## YOUR OBJECTIVE
The required result is a copy of each line below in which "email" appears.

## EXCERPTED DATA
========

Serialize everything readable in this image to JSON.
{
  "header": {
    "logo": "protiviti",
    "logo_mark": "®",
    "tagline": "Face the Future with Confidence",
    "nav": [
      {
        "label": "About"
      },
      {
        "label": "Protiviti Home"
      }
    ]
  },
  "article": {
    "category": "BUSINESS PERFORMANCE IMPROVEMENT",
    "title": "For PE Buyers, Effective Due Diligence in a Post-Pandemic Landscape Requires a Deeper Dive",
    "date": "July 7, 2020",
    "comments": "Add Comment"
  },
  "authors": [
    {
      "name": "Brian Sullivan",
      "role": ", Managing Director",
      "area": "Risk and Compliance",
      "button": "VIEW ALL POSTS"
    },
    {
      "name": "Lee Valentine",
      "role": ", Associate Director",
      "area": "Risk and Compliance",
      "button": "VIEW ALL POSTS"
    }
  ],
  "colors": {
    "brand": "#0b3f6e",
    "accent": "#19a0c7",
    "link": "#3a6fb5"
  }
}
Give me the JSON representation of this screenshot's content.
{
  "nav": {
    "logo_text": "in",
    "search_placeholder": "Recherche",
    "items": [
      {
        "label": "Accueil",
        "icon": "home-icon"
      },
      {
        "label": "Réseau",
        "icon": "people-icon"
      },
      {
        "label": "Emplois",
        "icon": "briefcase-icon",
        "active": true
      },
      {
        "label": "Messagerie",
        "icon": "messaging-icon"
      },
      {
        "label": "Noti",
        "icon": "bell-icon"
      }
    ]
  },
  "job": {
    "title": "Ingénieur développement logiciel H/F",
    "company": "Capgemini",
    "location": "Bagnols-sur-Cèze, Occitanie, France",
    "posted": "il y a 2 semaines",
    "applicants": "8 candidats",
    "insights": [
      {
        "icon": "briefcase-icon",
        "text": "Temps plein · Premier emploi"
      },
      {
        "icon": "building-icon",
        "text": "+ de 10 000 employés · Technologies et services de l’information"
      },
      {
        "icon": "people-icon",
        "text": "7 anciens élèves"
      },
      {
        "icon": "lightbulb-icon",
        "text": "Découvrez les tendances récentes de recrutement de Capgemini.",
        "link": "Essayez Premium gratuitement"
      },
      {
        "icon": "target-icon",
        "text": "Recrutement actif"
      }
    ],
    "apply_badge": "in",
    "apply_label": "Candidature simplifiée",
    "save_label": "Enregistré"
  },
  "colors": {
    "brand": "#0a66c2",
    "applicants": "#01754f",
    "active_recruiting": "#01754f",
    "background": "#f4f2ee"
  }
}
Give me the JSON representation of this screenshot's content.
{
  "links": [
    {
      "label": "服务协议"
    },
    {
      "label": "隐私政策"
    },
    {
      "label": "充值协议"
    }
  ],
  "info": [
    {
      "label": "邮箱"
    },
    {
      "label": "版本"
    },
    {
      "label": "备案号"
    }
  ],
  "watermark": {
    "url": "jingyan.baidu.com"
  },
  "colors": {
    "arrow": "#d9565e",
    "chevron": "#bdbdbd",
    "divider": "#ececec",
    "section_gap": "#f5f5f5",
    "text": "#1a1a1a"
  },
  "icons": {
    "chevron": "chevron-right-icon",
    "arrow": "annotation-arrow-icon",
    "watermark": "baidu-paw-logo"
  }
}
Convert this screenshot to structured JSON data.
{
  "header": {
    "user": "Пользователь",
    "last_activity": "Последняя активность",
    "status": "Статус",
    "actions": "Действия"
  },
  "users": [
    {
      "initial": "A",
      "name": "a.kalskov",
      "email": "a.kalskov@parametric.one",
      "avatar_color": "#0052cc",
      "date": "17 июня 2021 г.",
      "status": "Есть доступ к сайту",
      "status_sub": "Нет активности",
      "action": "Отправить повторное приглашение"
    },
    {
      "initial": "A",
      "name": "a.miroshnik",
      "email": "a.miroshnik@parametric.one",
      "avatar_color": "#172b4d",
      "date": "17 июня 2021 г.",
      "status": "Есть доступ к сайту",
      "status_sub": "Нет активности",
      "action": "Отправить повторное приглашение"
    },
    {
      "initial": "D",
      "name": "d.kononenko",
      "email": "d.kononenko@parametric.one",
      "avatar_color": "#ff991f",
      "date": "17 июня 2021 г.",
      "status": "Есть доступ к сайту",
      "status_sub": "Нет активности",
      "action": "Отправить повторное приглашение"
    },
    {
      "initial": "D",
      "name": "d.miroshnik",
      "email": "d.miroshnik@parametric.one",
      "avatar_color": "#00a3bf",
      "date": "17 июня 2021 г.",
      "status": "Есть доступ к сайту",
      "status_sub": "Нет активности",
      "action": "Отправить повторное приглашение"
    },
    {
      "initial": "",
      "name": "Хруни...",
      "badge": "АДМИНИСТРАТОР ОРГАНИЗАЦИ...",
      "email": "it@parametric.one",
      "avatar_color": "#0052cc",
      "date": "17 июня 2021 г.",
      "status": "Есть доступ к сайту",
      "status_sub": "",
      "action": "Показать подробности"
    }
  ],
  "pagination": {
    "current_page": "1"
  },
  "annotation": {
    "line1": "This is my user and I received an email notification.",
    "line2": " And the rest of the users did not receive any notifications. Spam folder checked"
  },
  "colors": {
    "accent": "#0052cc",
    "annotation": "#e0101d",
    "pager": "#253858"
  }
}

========

## EXERCISE OUTPUT
      "email": "a.kalskov@parametric.one",
      "email": "a.miroshnik@parametric.one",
      "email": "d.kononenko@parametric.one",
      "email": "d.miroshnik@parametric.one",
      "email": "it@parametric.one",
    "line1": "This is my user and I received an email notification.",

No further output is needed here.